(Items from an interface collection)
★ ★ ★ ★ ★
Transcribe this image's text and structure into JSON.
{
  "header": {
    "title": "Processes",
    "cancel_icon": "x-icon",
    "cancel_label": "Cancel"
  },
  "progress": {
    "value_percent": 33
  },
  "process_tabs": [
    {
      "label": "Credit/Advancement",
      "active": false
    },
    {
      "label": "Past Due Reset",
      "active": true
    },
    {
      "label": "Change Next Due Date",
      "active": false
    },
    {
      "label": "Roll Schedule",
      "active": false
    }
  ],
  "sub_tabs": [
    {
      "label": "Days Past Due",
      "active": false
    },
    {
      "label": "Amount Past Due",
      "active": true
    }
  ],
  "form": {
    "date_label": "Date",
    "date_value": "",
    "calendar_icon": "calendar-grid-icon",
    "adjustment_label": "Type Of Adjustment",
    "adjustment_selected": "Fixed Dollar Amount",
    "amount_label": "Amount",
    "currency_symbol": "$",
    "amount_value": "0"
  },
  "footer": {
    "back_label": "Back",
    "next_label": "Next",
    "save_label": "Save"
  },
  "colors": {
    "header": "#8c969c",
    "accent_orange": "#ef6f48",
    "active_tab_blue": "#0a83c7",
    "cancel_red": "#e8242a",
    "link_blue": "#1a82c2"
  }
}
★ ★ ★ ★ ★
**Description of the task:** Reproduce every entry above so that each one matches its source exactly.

**Expected answer:**
Transcribe this image's text and structure into JSON.
{
  "header": {
    "title": "Processes",
    "cancel_icon": "x-icon",
    "cancel_label": "Cancel"
  },
  "progress": {
    "value_percent": 33
  },
  "process_tabs": [
    {
      "label": "Credit/Advancement",
      "active": false
    },
    {
      "label": "Past Due Reset",
      "active": true
    },
    {
      "label": "Change Next Due Date",
      "active": false
    },
    {
      "label": "Roll Schedule",
      "active": false
    }
  ],
  "sub_tabs": [
    {
      "label": "Days Past Due",
      "active": false
    },
    {
      "label": "Amount Past Due",
      "active": true
    }
  ],
  "form": {
    "date_label": "Date",
    "date_value": "",
    "calendar_icon": "calendar-grid-icon",
    "adjustment_label": "Type Of Adjustment",
    "adjustment_selected": "Fixed Dollar Amount",
    "amount_label": "Amount",
    "currency_symbol": "$",
    "amount_value": "0"
  },
  "footer": {
    "back_label": "Back",
    "next_label": "Next",
    "save_label": "Save"
  },
  "colors": {
    "header": "#8c969c",
    "accent_orange": "#ef6f48",
    "active_tab_blue": "#0a83c7",
    "cancel_red": "#e8242a",
    "link_blue": "#1a82c2"
  }
}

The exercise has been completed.